Dave Nicklaus has an interesting article in today's Post-Dispatch about how many local firms have job openings but are having difficulty finding people with the right skills. Nicklaus is certainly right that there should be "long-term thinking about the supply side" of the labor market to make sure that people have the skills demanded by potential employers. This is true at any time, but the lack of such policies in the past make it more difficult to climb out of our current mess. Personally, I don't really see the lack of lifetime learning discussed in the article to be that big of a deal relative to the lack of learning during the first 18 years of many persons' lives.
On many occasions prior to the recession I would come across someone in the retail sector who was so incompetent that I was amazed that he or she was even employed. I'm pretty sure that those people are currently among the ranks of the unemployed. But when the economy is booming, even the incompetent seem to be in demand and firms are not as fussy as they are now. If the economy wasn't in the toilet, imagine how in-demand the millions of unemployed-but-competent people would be.

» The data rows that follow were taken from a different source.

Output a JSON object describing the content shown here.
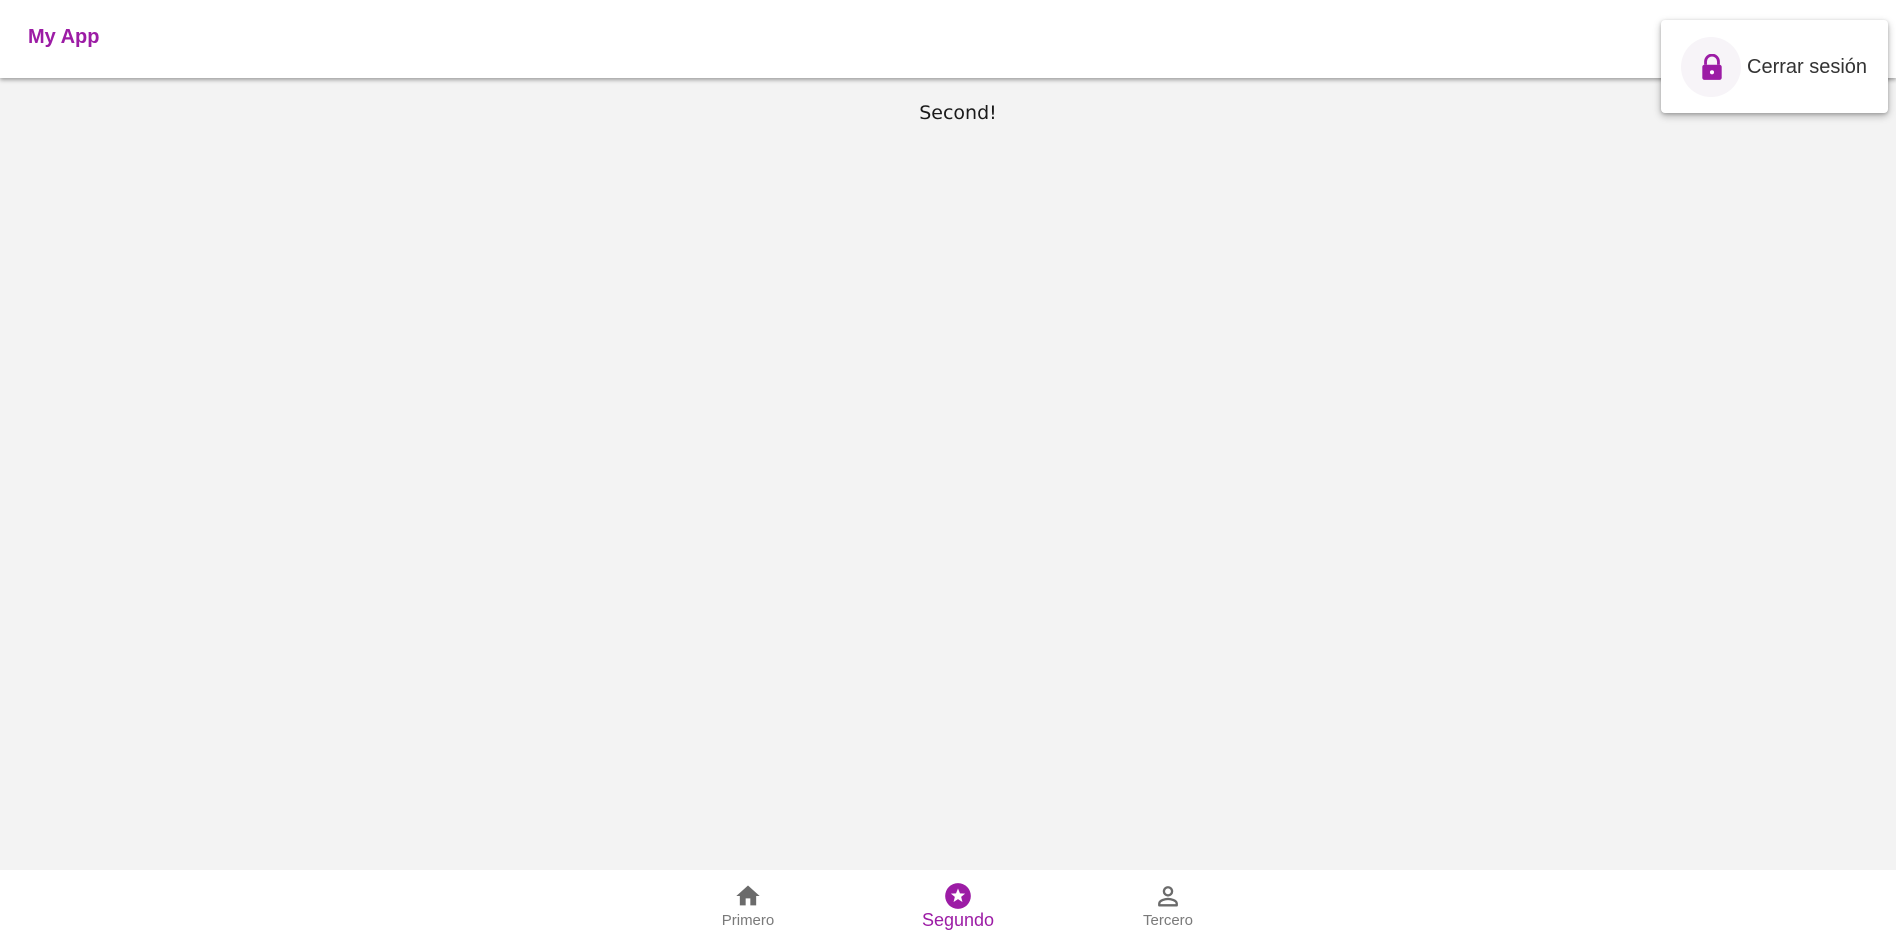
{
  "app": {
    "title": "My App",
    "accent_color": "#9c1ca5"
  },
  "main": {
    "text": "Second!"
  },
  "popup_menu": {
    "items": [
      {
        "label": "Cerrar sesión",
        "icon": "lock-icon"
      }
    ]
  },
  "bottom_nav": {
    "selected": "Segundo",
    "items": [
      {
        "label": "Primero",
        "icon": "home-icon"
      },
      {
        "label": "Segundo",
        "icon": "star-circle-icon"
      },
      {
        "label": "Tercero",
        "icon": "person-icon"
      }
    ]
  }
}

In short, with a strong economy skills shortages and mismatches are much less important. The priority remains getting the economy going, which requires tax reform and a reversal of most of the regulatory burden and anti-business policies that have been put in place the last few years. And, as always, we should be working to improve basic education. Without the basics, no amount of targeted job retraining and continuous talent development will be enough to make much of a dent.